Similarly, these atlas letters hanging in our spare room reminds me of our great travel memories, and keeps me mindful of how important traveling is to our lives. Whatever your favorite memories or mantras are, find decor that reflects that.


I keep a moodboard of my house & home inspirations here.

Is your life in transition? How does your home reflect where you’ve been, & where you’re going? Tell me! Give me your tips in the comments!



Wishes for 2014


New Year’s is finally here…2014. A fresh start. A new chapter. Yadda yadda.

The blogosphere is full of posts about resolutions and goal setting for 2014. I never make resolutions, and the word “goal” makes me feel kinda sleazy and insinscere.

But when I came across this post, I kind of liked the idea of briefly reflecting on the old year & scheming for the new. And then taking that brainstorm on paper & burning it. Because the past isn’t any more real than the future…All that’s real is right now. And what matters more than goals or resolutions are feelings – those very real things that drive us.

After a little mind mapping I realized I want to feel three things in the new year: brave, bare & brazen.

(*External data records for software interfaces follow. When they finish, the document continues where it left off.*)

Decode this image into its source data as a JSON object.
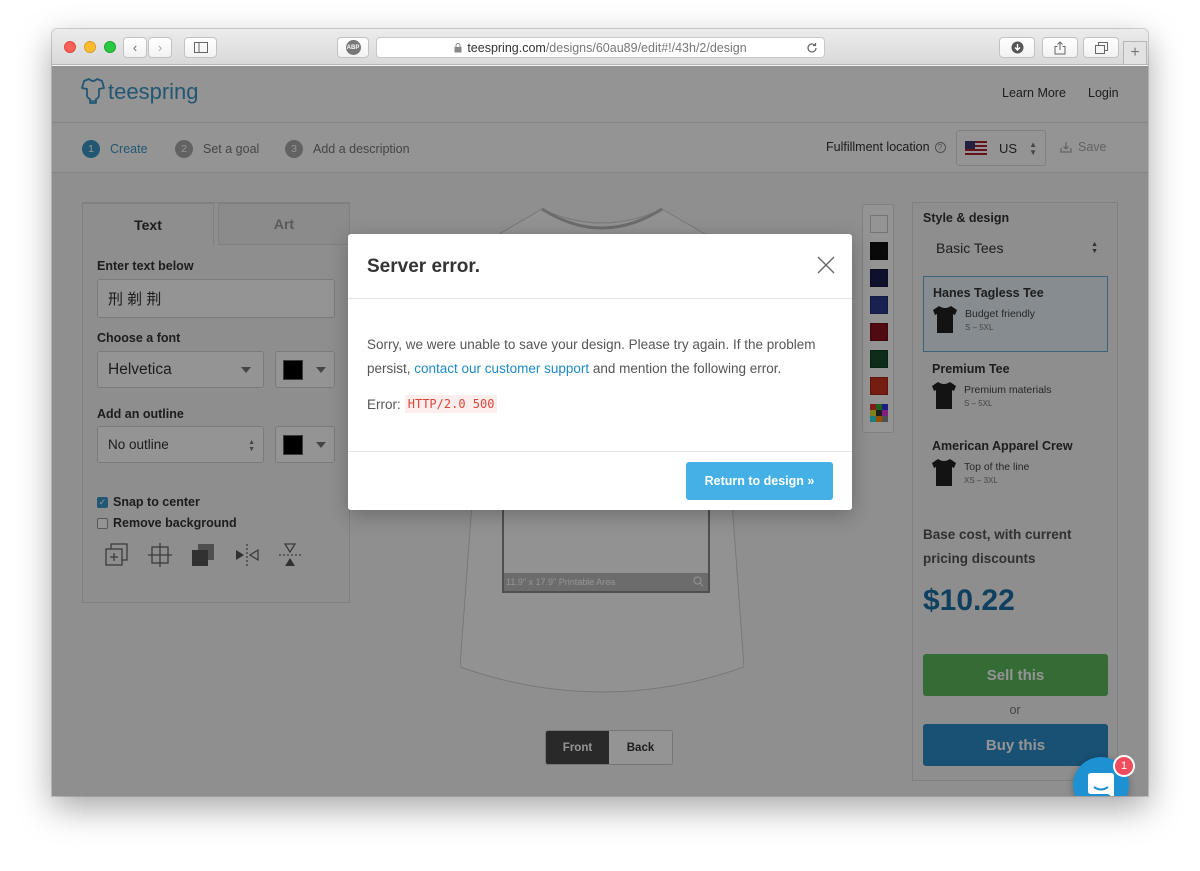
{
  "browser": {
    "url_domain": "teespring.com",
    "url_path": "/designs/60au89/edit#!/43h/2/design",
    "adblock_label": "ABP",
    "new_tab_symbol": "+"
  },
  "header": {
    "logo_text": "teespring",
    "nav": [
      "Learn More",
      "Login"
    ]
  },
  "steps": [
    {
      "num": "1",
      "label": "Create"
    },
    {
      "num": "2",
      "label": "Set a goal"
    },
    {
      "num": "3",
      "label": "Add a description"
    }
  ],
  "fulfillment": {
    "label": "Fulfillment location",
    "country": "US",
    "save_label": "Save"
  },
  "left_panel": {
    "tabs": [
      "Text",
      "Art"
    ],
    "enter_text_label": "Enter text below",
    "text_value": "刑 剃 荆",
    "font_label": "Choose a font",
    "font_value": "Helvetica",
    "font_color": "#000000",
    "outline_label": "Add an outline",
    "outline_value": "No outline",
    "outline_color": "#000000",
    "snap_label": "Snap to center",
    "snap_checked": true,
    "remove_bg_label": "Remove background",
    "remove_bg_checked": false
  },
  "canvas": {
    "printable_area_label": "11.9\" x 17.9\" Printable Area",
    "front_label": "Front",
    "back_label": "Back"
  },
  "color_swatches": [
    "#ffffff",
    "#111111",
    "#1b1d4a",
    "#2c3a8c",
    "#8b1420",
    "#174d2c",
    "#c8321c",
    "multicolor"
  ],
  "right_panel": {
    "style_label": "Style & design",
    "style_value": "Basic Tees",
    "products": [
      {
        "name": "Hanes Tagless Tee",
        "desc": "Budget friendly",
        "sizes": "S – 5XL",
        "selected": true
      },
      {
        "name": "Premium Tee",
        "desc": "Premium materials",
        "sizes": "S – 5XL",
        "selected": false
      },
      {
        "name": "American Apparel Crew",
        "desc": "Top of the line",
        "sizes": "XS – 3XL",
        "selected": false
      }
    ],
    "base_cost_label": "Base cost, with current pricing discounts",
    "price": "$10.22",
    "sell_label": "Sell this",
    "or_label": "or",
    "buy_label": "Buy this"
  },
  "modal": {
    "title": "Server error.",
    "body_before_link": "Sorry, we were unable to save your design. Please try again. If the problem persist, ",
    "link_text": "contact our customer support",
    "body_after_link": " and mention the following error.",
    "error_label": "Error:",
    "error_code": "HTTP/2.0 500",
    "return_label": "Return to design »"
  },
  "intercom": {
    "badge_count": "1"
  },
  "colors": {
    "brand": "#3b97c8",
    "sell": "#5cb85c",
    "buy": "#2a8cc8",
    "modal_button": "#45b0e6"
  }
}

Being & feeling brave happens when I decide to show up. Brave happens when I ask, shamelessly, for what I want & need from others: my family, my husband, my job & from myself. Brave is booking a weekend trip on a whim, or wearing whatever I feel like. Brave is trying something new. Brave is traveling, exploring, adventuring & being relentlessly curious. Staying hungry & asking for more – from my body, my marriage, my job –  is brave.

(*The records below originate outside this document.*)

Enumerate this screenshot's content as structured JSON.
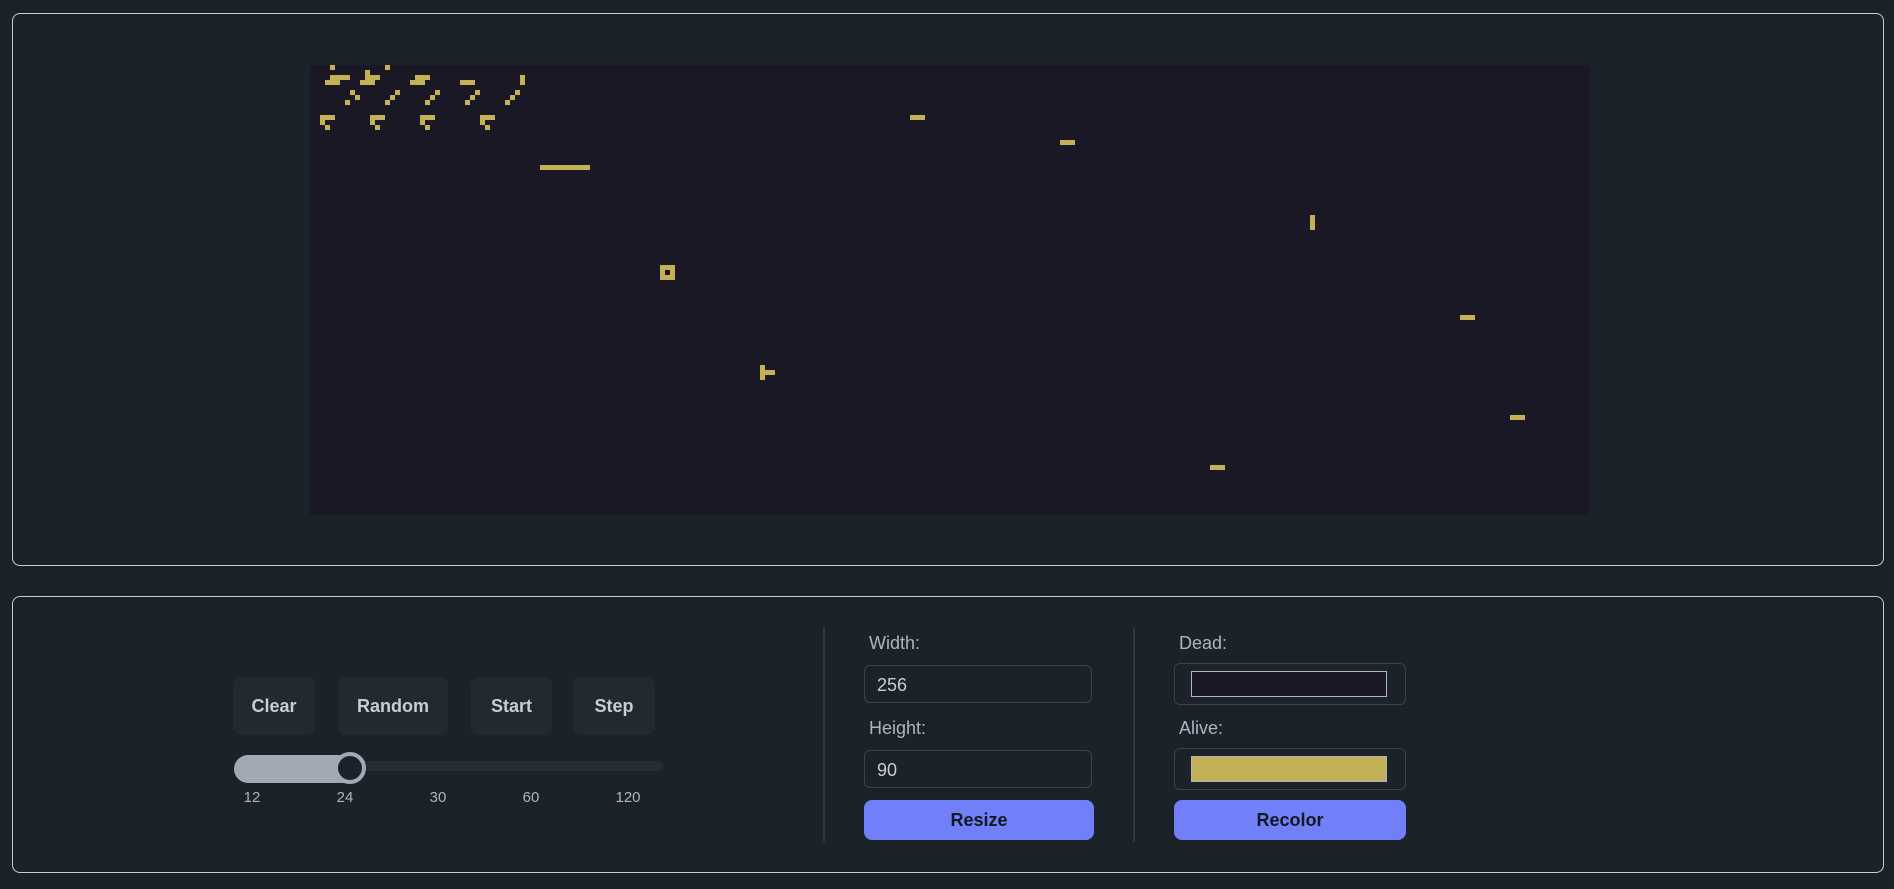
{
  "board": {
    "dead_color": "#1b1826",
    "alive_color": "#c4b155",
    "cells": [
      [
        4,
        0
      ],
      [
        15,
        0
      ],
      [
        11,
        1
      ],
      [
        4,
        2
      ],
      [
        5,
        2
      ],
      [
        6,
        2
      ],
      [
        7,
        2
      ],
      [
        11,
        2
      ],
      [
        12,
        2
      ],
      [
        13,
        2
      ],
      [
        21,
        2
      ],
      [
        22,
        2
      ],
      [
        23,
        2
      ],
      [
        42,
        2
      ],
      [
        3,
        3
      ],
      [
        4,
        3
      ],
      [
        5,
        3
      ],
      [
        10,
        3
      ],
      [
        11,
        3
      ],
      [
        12,
        3
      ],
      [
        20,
        3
      ],
      [
        21,
        3
      ],
      [
        22,
        3
      ],
      [
        30,
        3
      ],
      [
        31,
        3
      ],
      [
        32,
        3
      ],
      [
        42,
        3
      ],
      [
        8,
        5
      ],
      [
        17,
        5
      ],
      [
        25,
        5
      ],
      [
        33,
        5
      ],
      [
        41,
        5
      ],
      [
        9,
        6
      ],
      [
        16,
        6
      ],
      [
        24,
        6
      ],
      [
        32,
        6
      ],
      [
        40,
        6
      ],
      [
        7,
        7
      ],
      [
        15,
        7
      ],
      [
        23,
        7
      ],
      [
        31,
        7
      ],
      [
        39,
        7
      ],
      [
        2,
        10
      ],
      [
        3,
        10
      ],
      [
        4,
        10
      ],
      [
        12,
        10
      ],
      [
        13,
        10
      ],
      [
        14,
        10
      ],
      [
        22,
        10
      ],
      [
        23,
        10
      ],
      [
        24,
        10
      ],
      [
        34,
        10
      ],
      [
        35,
        10
      ],
      [
        36,
        10
      ],
      [
        2,
        11
      ],
      [
        12,
        11
      ],
      [
        22,
        11
      ],
      [
        34,
        11
      ],
      [
        3,
        12
      ],
      [
        13,
        12
      ],
      [
        23,
        12
      ],
      [
        35,
        12
      ],
      [
        46,
        20
      ],
      [
        47,
        20
      ],
      [
        48,
        20
      ],
      [
        49,
        20
      ],
      [
        50,
        20
      ],
      [
        51,
        20
      ],
      [
        52,
        20
      ],
      [
        53,
        20
      ],
      [
        54,
        20
      ],
      [
        55,
        20
      ],
      [
        70,
        40
      ],
      [
        71,
        40
      ],
      [
        72,
        40
      ],
      [
        70,
        41
      ],
      [
        72,
        41
      ],
      [
        70,
        42
      ],
      [
        71,
        42
      ],
      [
        72,
        42
      ],
      [
        90,
        60
      ],
      [
        90,
        61
      ],
      [
        90,
        62
      ],
      [
        91,
        61
      ],
      [
        92,
        61
      ],
      [
        120,
        10
      ],
      [
        121,
        10
      ],
      [
        122,
        10
      ],
      [
        150,
        15
      ],
      [
        151,
        15
      ],
      [
        152,
        15
      ],
      [
        200,
        30
      ],
      [
        200,
        31
      ],
      [
        200,
        32
      ],
      [
        230,
        50
      ],
      [
        231,
        50
      ],
      [
        232,
        50
      ],
      [
        240,
        70
      ],
      [
        241,
        70
      ],
      [
        242,
        70
      ],
      [
        180,
        80
      ],
      [
        181,
        80
      ],
      [
        182,
        80
      ]
    ]
  },
  "controls": {
    "buttons": {
      "clear": "Clear",
      "random": "Random",
      "start": "Start",
      "step": "Step"
    },
    "speed": {
      "ticks": [
        "12",
        "24",
        "30",
        "60",
        "120"
      ],
      "selected_index": 1,
      "fill_fraction": 0.27
    },
    "size": {
      "width_label": "Width:",
      "width_value": "256",
      "height_label": "Height:",
      "height_value": "90",
      "resize_label": "Resize"
    },
    "colors": {
      "dead_label": "Dead:",
      "dead_value": "#1b1826",
      "alive_label": "Alive:",
      "alive_value": "#c4b155",
      "recolor_label": "Recolor"
    }
  }
}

Being bare is about being vulnerable & being seen. I feel bare when I’m creating: designing and writing, putting everything into it and not knowing if anyone will even like it. Bare says “here I am.”

I love the word BRAZEN. It means 1. bold and without shame, or 2. endure an embarrassing or difficult situation with apparent confidence and lack of shame, or even 3. marked by flagrant or insolent audacity. See, you would think brazen would be a positive way of handling something. But confidence & shamelessness often offends the cowardice & shameful. As an old boss of mine used to say: if you aren’t pissing someone off, you aren’t doing your job right. In 2014, I want to be brazen.

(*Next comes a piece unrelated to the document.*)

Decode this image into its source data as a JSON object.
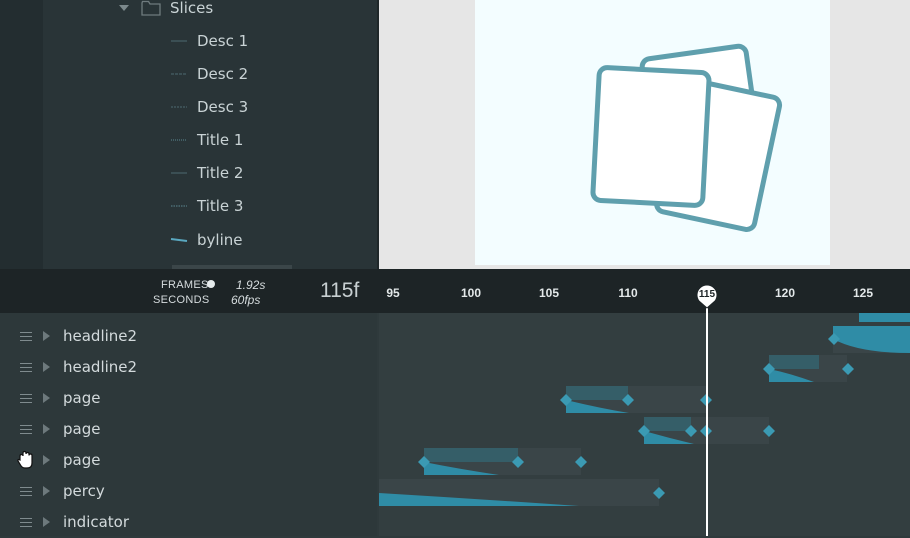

My favorite reads of 2013 helped shape my words for 2014, including Daring Greatly by Brene Brown and The Power of Now by Eckhart Tolle. I have recommended them to everyone & gifted them to friends over the holidays. Must reads!

What are your words & wishes for 2014?